January 31, 2018
TALLAHASSEE, Fla. (January 31, 2018) – Tallahassee Community College unveiled the 18th annual Cherry Hall Alexander African-American History Calendar on Monday in Turner Auditorium. The calendar honors local individuals who have made significant contributions to the African-American community. The theme for the 2018 calendar is “African-Americans in Times of War” and honors the African-American women and men who serve or have served in the U.S. military. Honorees include:
Willie Gardner: After his service in World War II and honorable discharge from the U.S. Army in 1946, Willie Gardner returned to his position as principal of Smith Brown Junior High School. Shortly afterward, Garner began teaching veterans as part of the Institutional On-Farm Training Program for the Department of Agriculture. He later served as a teacher, assistant principal and principal at several schools in Leon County. (Gardner, age 100, was unable to attend the event.)
Robert M. Butler Jr.: Before enlisting in the U.S. Air Force in 1975, Robert M. Butler Jr. was a teen leader working with the NAACP. He continued his fight against discrimination during his time in the military. Since leaving the Air Force, Butler has served as a mentor to elementary and middle school students, as an assistant pastor at Bethel Missionary Baptist Church and as an executive board member for Steele-Collins Charter School.
Ronald M. Joe Sr.: Retired Col. Ronald M. Joe Sr.’s distinguished military career includes such accolades as the Defense Superior Service Medal, Legion of Merit, Bronze Star Medal, Meritorious Service Medal, Defense Meritorious Service Medal, Joint Service Commendation Medal, Army Commendation Medal, Army Achievement Medal and Horatio Gates Award. In 2012, he received the Secretary of Defense Award for Outstanding Public Service. After his 30 years of service, Joe now volunteers with organizations such as the Florida Council for Education and Employment of Women and Girls and 100 Black Men Tallahassee.
Halbert Andrews: After completing his military service as a decorated soldier, Halbert Andrews went on to work with the Florida Department of Corrections for 25 years, serving as an officer at correctional institutions around the state, including as assistant warden of programs at Liberty Correctional Institution.

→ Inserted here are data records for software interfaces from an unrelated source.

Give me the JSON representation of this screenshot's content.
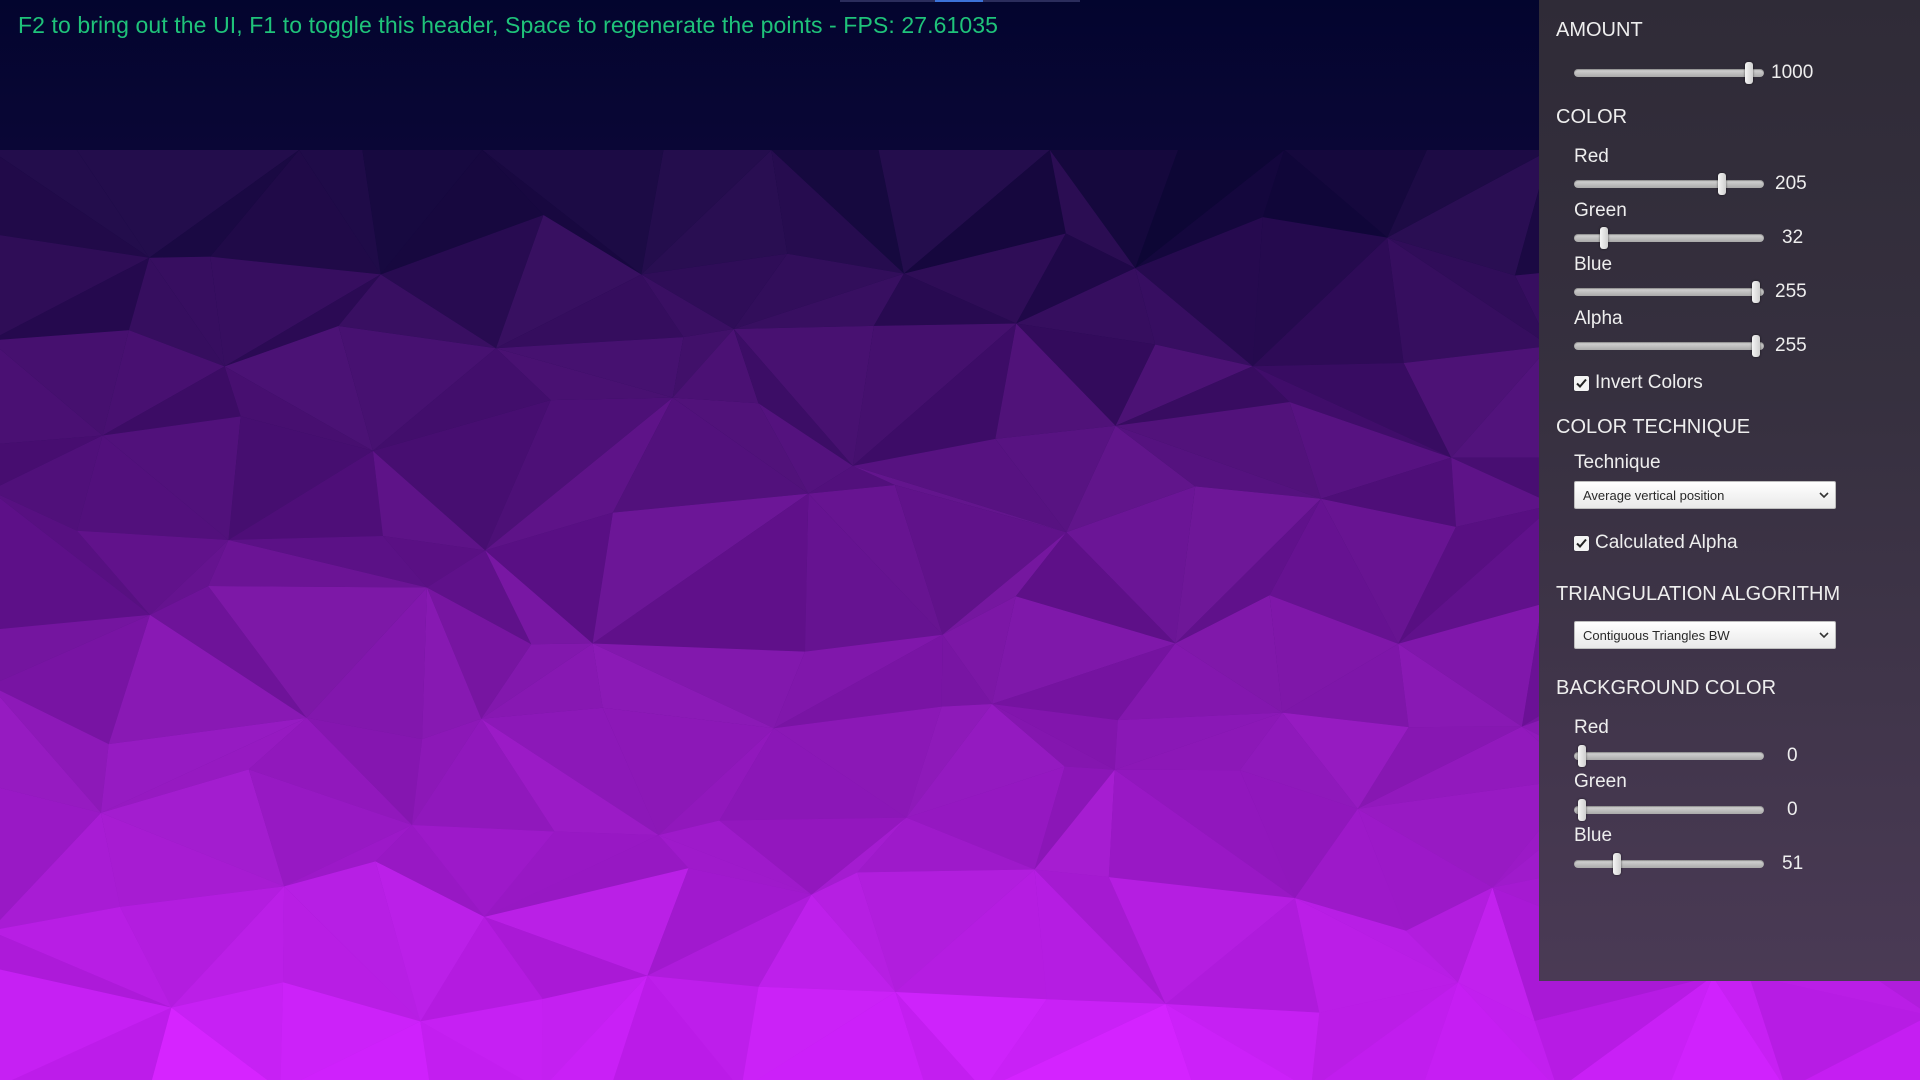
{
  "header": {
    "text": "F2 to bring out the UI, F1 to toggle this header, Space to regenerate the points -  FPS: 27.61035",
    "color": "#1fc37a"
  },
  "background": {
    "top_color": "#03052e",
    "bottom_color": "#cb1ff2"
  },
  "panel": {
    "amount": {
      "title": "AMOUNT",
      "value": 1000,
      "value_label": "1000",
      "fraction": 0.96
    },
    "color": {
      "title": "COLOR",
      "red": {
        "label": "Red",
        "value": 205,
        "value_label": "205",
        "max": 255
      },
      "green": {
        "label": "Green",
        "value": 32,
        "value_label": "32",
        "max": 255
      },
      "blue": {
        "label": "Blue",
        "value": 255,
        "value_label": "255",
        "max": 255
      },
      "alpha": {
        "label": "Alpha",
        "value": 255,
        "value_label": "255",
        "max": 255
      },
      "invert_colors": {
        "label": "Invert Colors",
        "checked": true
      }
    },
    "color_technique": {
      "title": "COLOR TECHNIQUE",
      "technique_label": "Technique",
      "technique_value": "Average vertical position",
      "calculated_alpha": {
        "label": "Calculated Alpha",
        "checked": true
      }
    },
    "triangulation": {
      "title": "TRIANGULATION ALGORITHM",
      "value": "Contiguous Triangles BW"
    },
    "background_color": {
      "title": "BACKGROUND COLOR",
      "red": {
        "label": "Red",
        "value": 0,
        "value_label": "0",
        "max": 255
      },
      "green": {
        "label": "Green",
        "value": 0,
        "value_label": "0",
        "max": 255
      },
      "blue": {
        "label": "Blue",
        "value": 51,
        "value_label": "51",
        "max": 255
      }
    }
  }
}
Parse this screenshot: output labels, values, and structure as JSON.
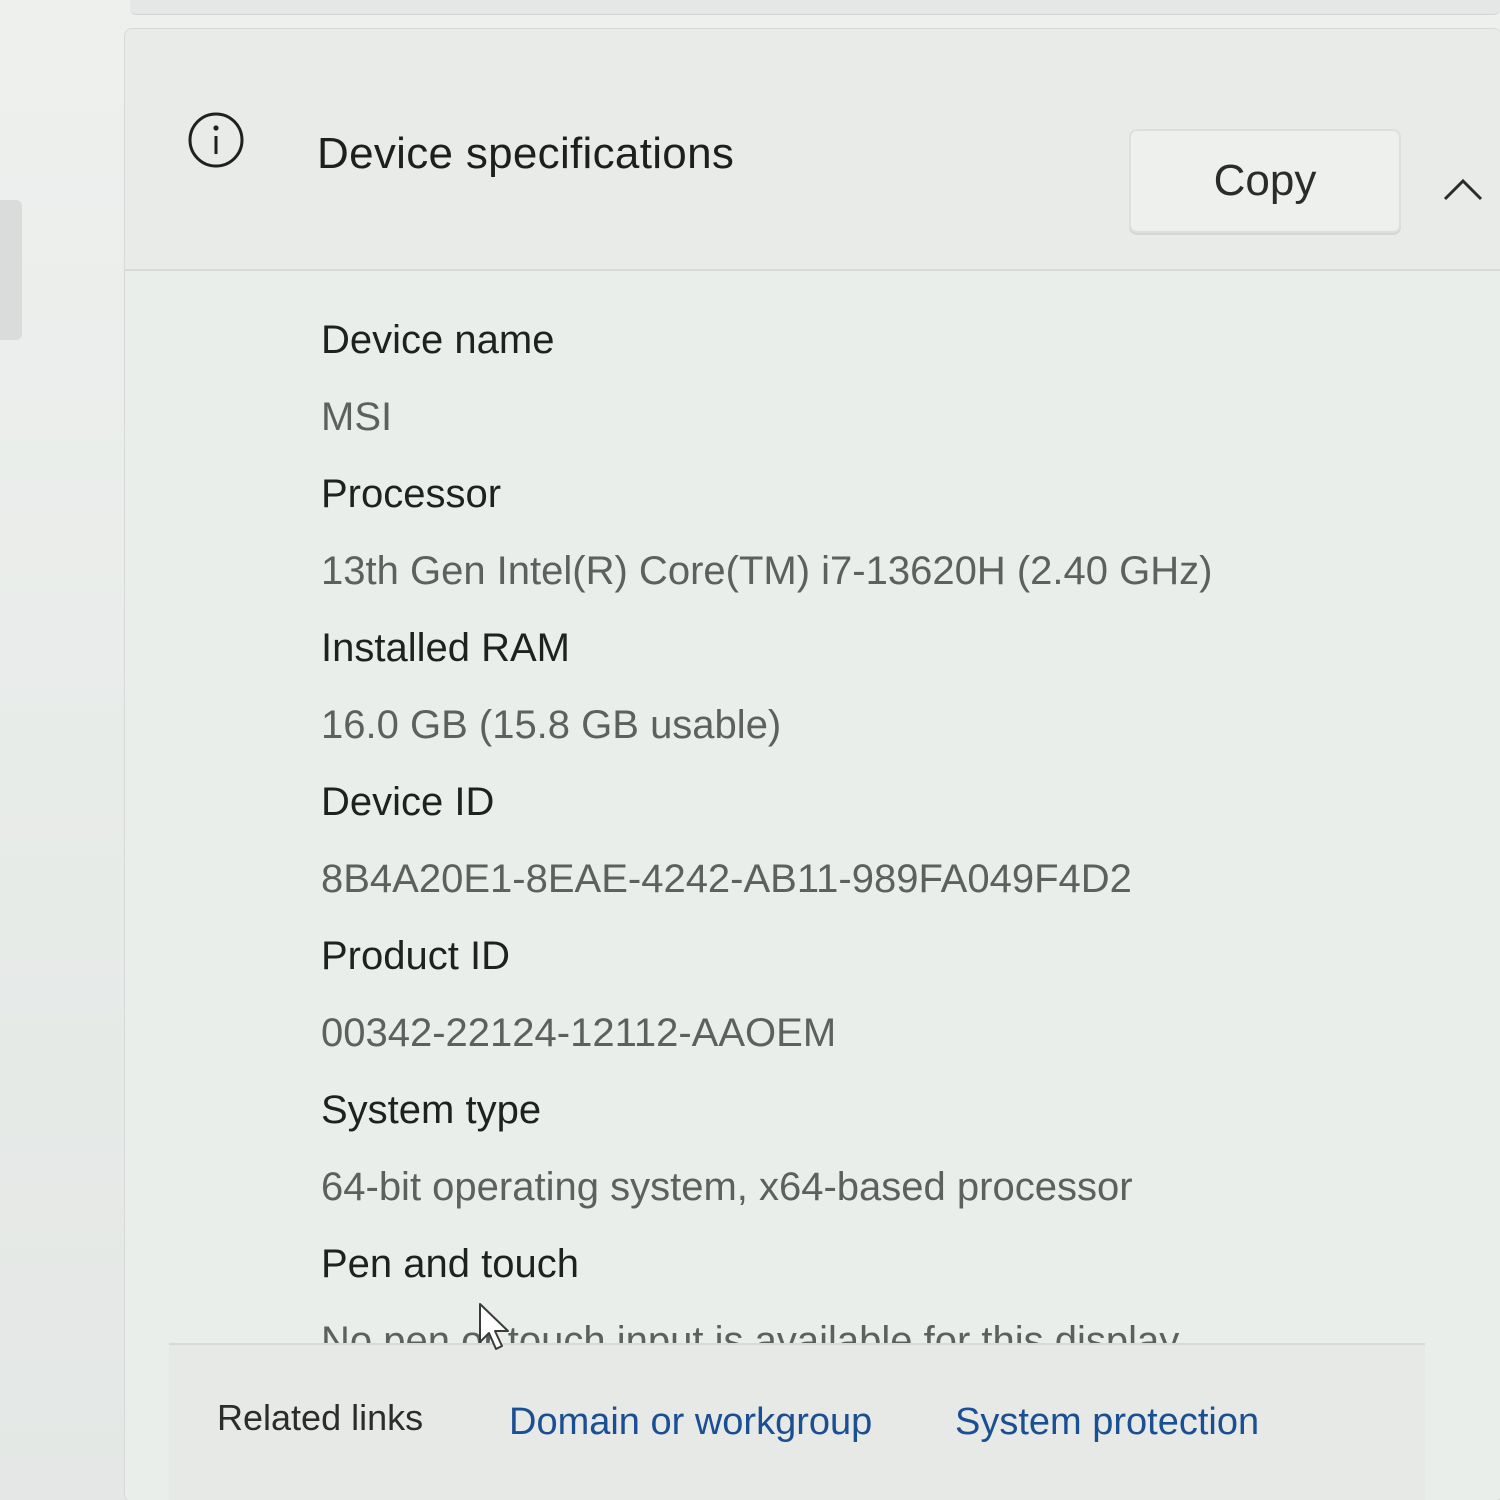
{
  "section": {
    "title": "Device specifications",
    "icon": "info-icon",
    "copy_label": "Copy",
    "collapse_icon": "chevron-up-icon"
  },
  "specs": [
    {
      "label": "Device name",
      "value": "MSI"
    },
    {
      "label": "Processor",
      "value": "13th Gen Intel(R) Core(TM) i7-13620H (2.40 GHz)"
    },
    {
      "label": "Installed RAM",
      "value": "16.0 GB (15.8 GB usable)"
    },
    {
      "label": "Device ID",
      "value": "8B4A20E1-8EAE-4242-AB11-989FA049F4D2"
    },
    {
      "label": "Product ID",
      "value": "00342-22124-12112-AAOEM"
    },
    {
      "label": "System type",
      "value": "64-bit operating system, x64-based processor"
    },
    {
      "label": "Pen and touch",
      "value": "No pen or touch input is available for this display"
    }
  ],
  "related": {
    "label": "Related links",
    "links": [
      "Domain or workgroup",
      "System protection"
    ]
  },
  "colors": {
    "link": "#1a4f93",
    "background": "#eaeeea"
  }
}
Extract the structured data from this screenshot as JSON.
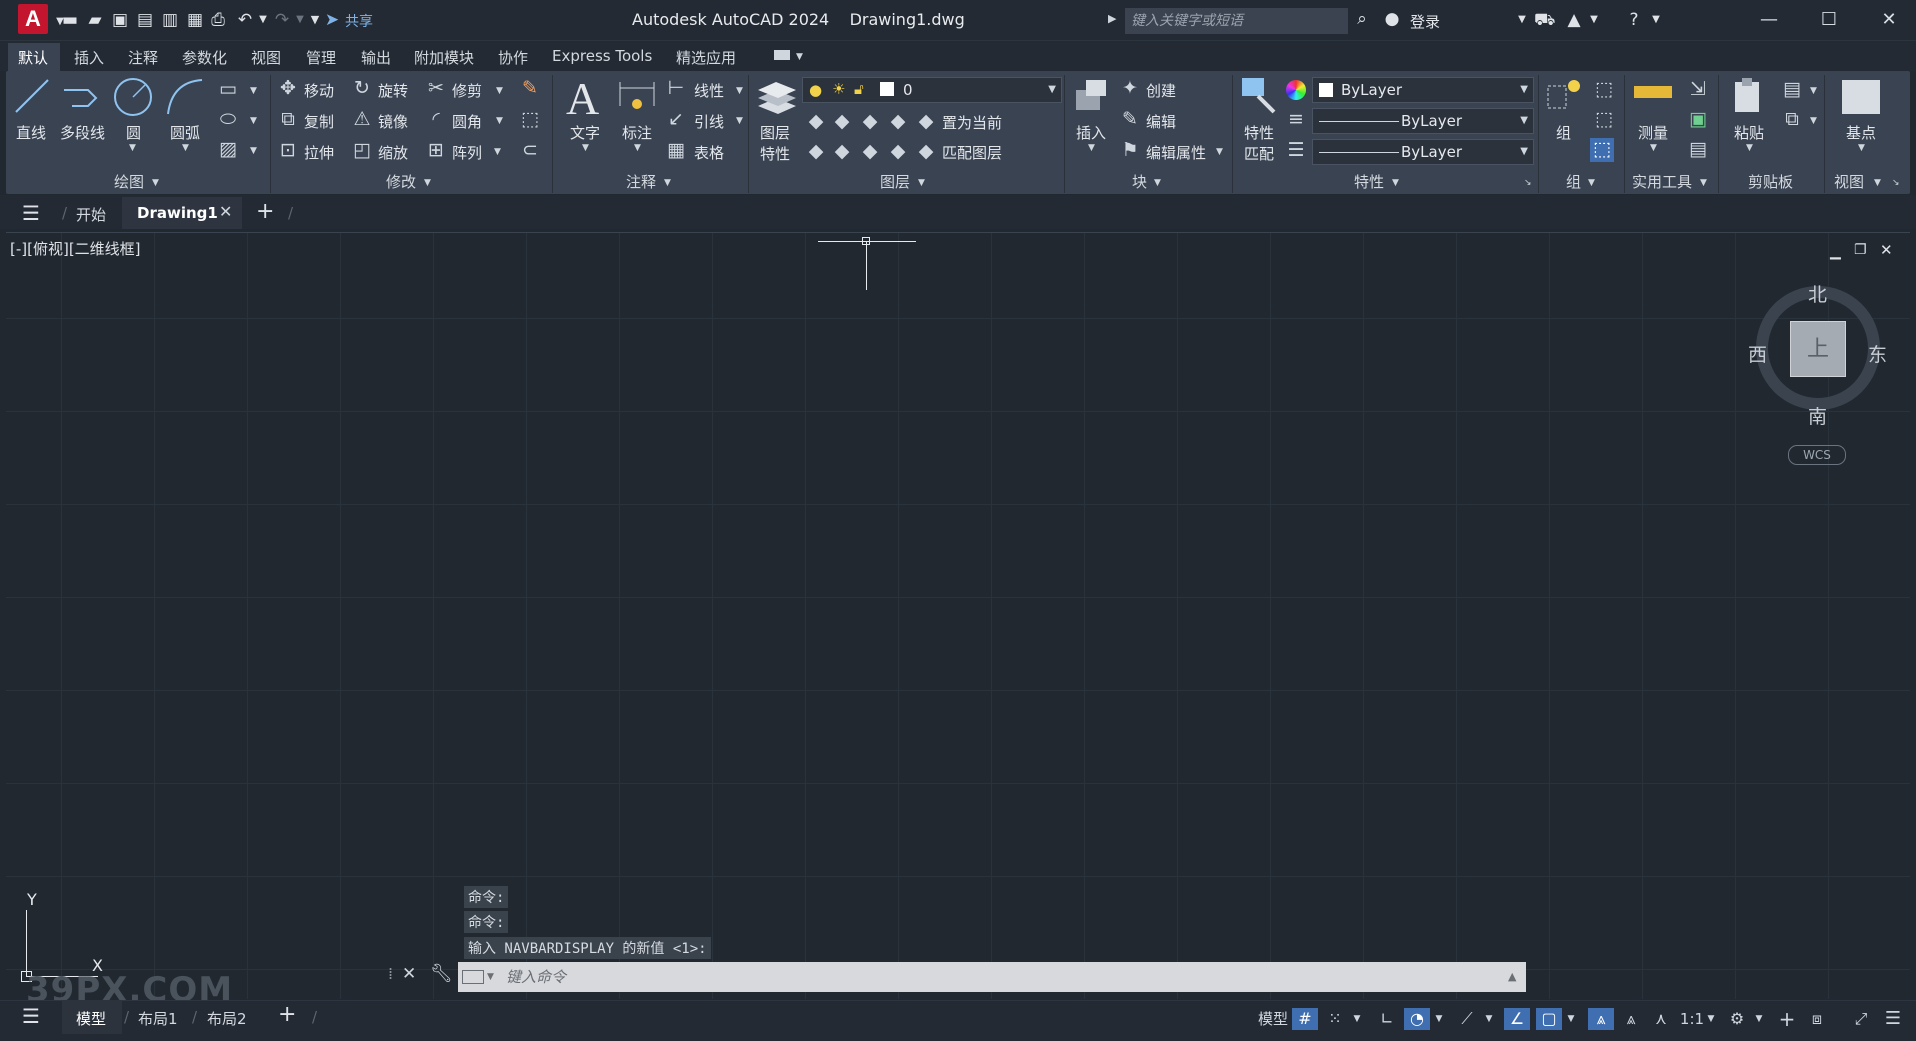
{
  "app": {
    "logo": "A",
    "title": "Autodesk AutoCAD 2024    Drawing1.dwg",
    "search_placeholder": "键入关键字或短语",
    "login": "登录",
    "share": "共享"
  },
  "ribbon_tabs": [
    "默认",
    "插入",
    "注释",
    "参数化",
    "视图",
    "管理",
    "输出",
    "附加模块",
    "协作",
    "Express Tools",
    "精选应用"
  ],
  "ribbon": {
    "draw": {
      "title": "绘图",
      "line": "直线",
      "polyline": "多段线",
      "circle": "圆",
      "arc": "圆弧"
    },
    "modify": {
      "title": "修改",
      "move": "移动",
      "rotate": "旋转",
      "trim": "修剪",
      "copy": "复制",
      "mirror": "镜像",
      "fillet": "圆角",
      "stretch": "拉伸",
      "scale": "缩放",
      "array": "阵列"
    },
    "annotation": {
      "title": "注释",
      "text": "文字",
      "dimension": "标注",
      "linear": "线性",
      "leader": "引线",
      "table": "表格"
    },
    "layers": {
      "title": "图层",
      "properties_1": "图层",
      "properties_2": "特性",
      "current_layer": "0",
      "make_current": "置为当前",
      "match_layer": "匹配图层"
    },
    "block": {
      "title": "块",
      "insert": "插入",
      "create": "创建",
      "edit": "编辑",
      "edit_attributes": "编辑属性"
    },
    "properties": {
      "title": "特性",
      "match_1": "特性",
      "match_2": "匹配",
      "color": "ByLayer",
      "linetype": "ByLayer",
      "lineweight": "ByLayer"
    },
    "groups": {
      "title": "组",
      "group": "组"
    },
    "utilities": {
      "title": "实用工具",
      "measure": "测量"
    },
    "clipboard": {
      "title": "剪贴板",
      "paste": "粘贴"
    },
    "view": {
      "title": "视图",
      "base": "基点"
    }
  },
  "file_tabs": {
    "start": "开始",
    "drawing": "Drawing1"
  },
  "viewport": {
    "label": "[-][俯视][二维线框]",
    "viewcube": {
      "face": "上",
      "north": "北",
      "south": "南",
      "east": "东",
      "west": "西",
      "wcs": "WCS"
    },
    "ucs_x": "X",
    "ucs_y": "Y"
  },
  "command": {
    "history": [
      "命令:",
      "命令:",
      "输入 NAVBARDISPLAY 的新值 <1>:"
    ],
    "placeholder": "键入命令"
  },
  "layout_tabs": [
    "模型",
    "布局1",
    "布局2"
  ],
  "status": {
    "model": "模型",
    "scale": "1:1"
  },
  "watermark": "39PX.COM"
}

Michael Jackson: After 23 years of service, Master Sgt. Michael Jackson retired with the sixth-highest award given by the Army, the Army Commendation Award, and the second-highest award, the Meritorious Service Medal. Jackson later worked as a veteran services officer in Gadsden County, helping hundreds of veterans and spouses receive compensation and disabilities benefits, along with burial assistance, special adaptive housing and education benefits.
Henry Thomas: After serving in the U.S. Army, Henry G. Thomas served as a Florida state corrections officer and then joined the staff of Tallahassee Community College, where he works as office manager for the Business, Industry and Technology Division. He also participates in TCC’s annual Martin Luther King Jr. Day of Service and many other initiatives.
Tulani Honablew: In just six years in the Army Reserve as an administrative assistant, Tulani Honablew collected an impressive number of accolades including a National Defense Service Medal, a Marksman Marksmanship Qualification Badge with Rifle Bar and an Army Lapel Button. She is currently the dual enrollment coordinator at TCC.
Albert Wynn: After 12 years in the U.S. Navy and 12 years with the U.S. Marine Corps, Albert Wynn III has continued to serve his country and his community. Before becoming a contracts and grants coordinator at TCC, Wynn led the Troops to Teachers program at Florida Atlantic University.
Robert Brantley: In the 15 years since being honorably discharged from the U.S. Marine Corps, Robert Brantley has taught English, language arts and reading in Florida schools. He currently teaches at Cobb Elementary School and has been recognized as the Glenn-Howell Minority Educator of the Year.
Eddie Oliver: After his service in the U.S. Navy, Eddie Oliver became a barber and then the lead teacher for About Face, a statewide educational program for at-risk youth. He is now a mathematics teacher at Wakulla High School, working with students who are at-risk of not graduating. Oliver has piloted a number of programs and uses technology to maximize student engagement.
Joseph Henderson: Bishop Joseph Henderson, who served seven years as an officer in the U.S. Navy, is a veteran of the Persian Gulf War. Henderson received his qualifications as Officer of Deck Underway and his Surface Warfare Officers qualifications. His honors include the Navy Achievement Medal, National Defense Medal, Armed Forces Expeditionary Service Medal and Sea Service Ribbon. He is now pastor of Celebrate New Life Tabernacle Church, oversees the Timothy Training and Development Center and trains future ministers as a faculty member at Tallahassee Christian College and Training Center.
Wilson Barnes: Since retiring from the U.S. Army with accolades including the Bronze Star and the Distinguished Service Award, Col. Wilson Barnes has been involved in many civic, social and educational endeavors in an effort to make the community a better place. Barnes was the first African-American to serve as marshal for the Florida Supreme Court, a position he held for 15 years.
The celebration was hosted by Joe Bullard, popular radio disc jockey and program director at Cumulus Broadcasting. The guest speaker was honoree Wilson Barnes, a retired U.S. Army colonel with a 29-year military career. Barnes holds the Bronze Star medal, Defense Superior Service medal and National Defense Service medal. He was the marshal of the Florida Supreme Court from 1990 to 2005.
Attendees enjoyed a performance by young musicians from the Javacya Elite Chamber Orchestra. The invocation was given by Patrick Medlock, pastor of Springhill Road Church of Christ.
For information, contact Marcus Nicolas at NICOLASM@tcc.fl.edu or (850) 201-8045.
Photo #1 caption (honorees): Back row, L to R: Albert Wynn, Halbert Andrews, Michael Jackson, Wilson Barnes, Henry Thomas, Robert M. Butler. Front row, L to R: Eddie Oliver, Robert Brantley, Tulani Honablew, Ronald M. Joe, Joseph Henderson (not pictured: Willie Gardner).
Photos courtesy of the MLK Foundation of Florida.